● **Task**: Please count every line of the following material that holds "ByLayer" and give the total alone.

● **Given information**:

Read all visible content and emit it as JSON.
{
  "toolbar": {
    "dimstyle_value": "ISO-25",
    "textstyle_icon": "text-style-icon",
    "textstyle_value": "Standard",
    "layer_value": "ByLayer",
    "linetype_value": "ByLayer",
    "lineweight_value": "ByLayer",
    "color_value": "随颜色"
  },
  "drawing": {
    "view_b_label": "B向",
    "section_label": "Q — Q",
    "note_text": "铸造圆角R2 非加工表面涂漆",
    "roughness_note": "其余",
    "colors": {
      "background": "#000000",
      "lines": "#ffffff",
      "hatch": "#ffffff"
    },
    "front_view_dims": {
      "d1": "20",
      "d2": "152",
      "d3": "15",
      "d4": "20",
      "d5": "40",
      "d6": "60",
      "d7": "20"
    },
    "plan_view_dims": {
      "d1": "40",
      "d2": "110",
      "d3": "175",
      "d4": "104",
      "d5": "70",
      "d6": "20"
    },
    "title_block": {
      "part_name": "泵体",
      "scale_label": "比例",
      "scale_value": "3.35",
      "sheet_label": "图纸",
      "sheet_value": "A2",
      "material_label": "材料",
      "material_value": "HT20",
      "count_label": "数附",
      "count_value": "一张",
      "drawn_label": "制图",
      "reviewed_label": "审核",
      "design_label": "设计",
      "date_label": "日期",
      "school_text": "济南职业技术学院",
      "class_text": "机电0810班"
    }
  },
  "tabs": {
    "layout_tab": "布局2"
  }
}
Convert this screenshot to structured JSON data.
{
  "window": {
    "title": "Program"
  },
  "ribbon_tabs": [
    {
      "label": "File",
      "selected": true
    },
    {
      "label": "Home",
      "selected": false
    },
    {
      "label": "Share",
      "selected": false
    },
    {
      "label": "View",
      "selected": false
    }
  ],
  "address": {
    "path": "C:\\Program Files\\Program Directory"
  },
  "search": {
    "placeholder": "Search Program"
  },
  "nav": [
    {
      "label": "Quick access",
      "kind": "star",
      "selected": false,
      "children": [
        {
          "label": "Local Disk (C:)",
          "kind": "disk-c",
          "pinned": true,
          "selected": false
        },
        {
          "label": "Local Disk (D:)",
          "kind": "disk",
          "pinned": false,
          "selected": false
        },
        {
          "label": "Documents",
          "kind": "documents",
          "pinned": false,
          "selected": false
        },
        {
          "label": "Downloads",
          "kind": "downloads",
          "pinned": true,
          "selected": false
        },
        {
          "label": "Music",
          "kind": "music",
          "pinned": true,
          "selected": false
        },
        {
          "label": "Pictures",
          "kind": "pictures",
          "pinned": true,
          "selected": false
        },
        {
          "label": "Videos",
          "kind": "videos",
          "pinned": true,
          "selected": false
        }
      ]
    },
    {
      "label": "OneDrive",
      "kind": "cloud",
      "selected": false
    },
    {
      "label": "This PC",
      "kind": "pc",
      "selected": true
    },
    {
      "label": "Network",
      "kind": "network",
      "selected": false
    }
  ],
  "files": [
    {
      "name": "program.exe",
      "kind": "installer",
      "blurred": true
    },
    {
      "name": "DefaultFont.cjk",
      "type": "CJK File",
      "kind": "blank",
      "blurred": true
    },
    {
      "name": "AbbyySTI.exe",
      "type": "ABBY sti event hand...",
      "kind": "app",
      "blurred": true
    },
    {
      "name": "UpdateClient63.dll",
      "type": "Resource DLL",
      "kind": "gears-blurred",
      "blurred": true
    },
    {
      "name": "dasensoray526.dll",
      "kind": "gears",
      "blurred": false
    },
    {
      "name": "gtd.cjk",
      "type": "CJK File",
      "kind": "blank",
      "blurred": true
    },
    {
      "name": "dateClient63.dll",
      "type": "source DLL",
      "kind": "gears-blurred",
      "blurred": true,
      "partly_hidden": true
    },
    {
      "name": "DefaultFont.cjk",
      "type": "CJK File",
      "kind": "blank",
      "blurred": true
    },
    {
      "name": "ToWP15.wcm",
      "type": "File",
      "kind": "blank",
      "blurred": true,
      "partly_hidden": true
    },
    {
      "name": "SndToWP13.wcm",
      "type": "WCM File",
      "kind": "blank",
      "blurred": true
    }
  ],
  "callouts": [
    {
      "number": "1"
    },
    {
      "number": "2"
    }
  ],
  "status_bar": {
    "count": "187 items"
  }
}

● **Response area**: 3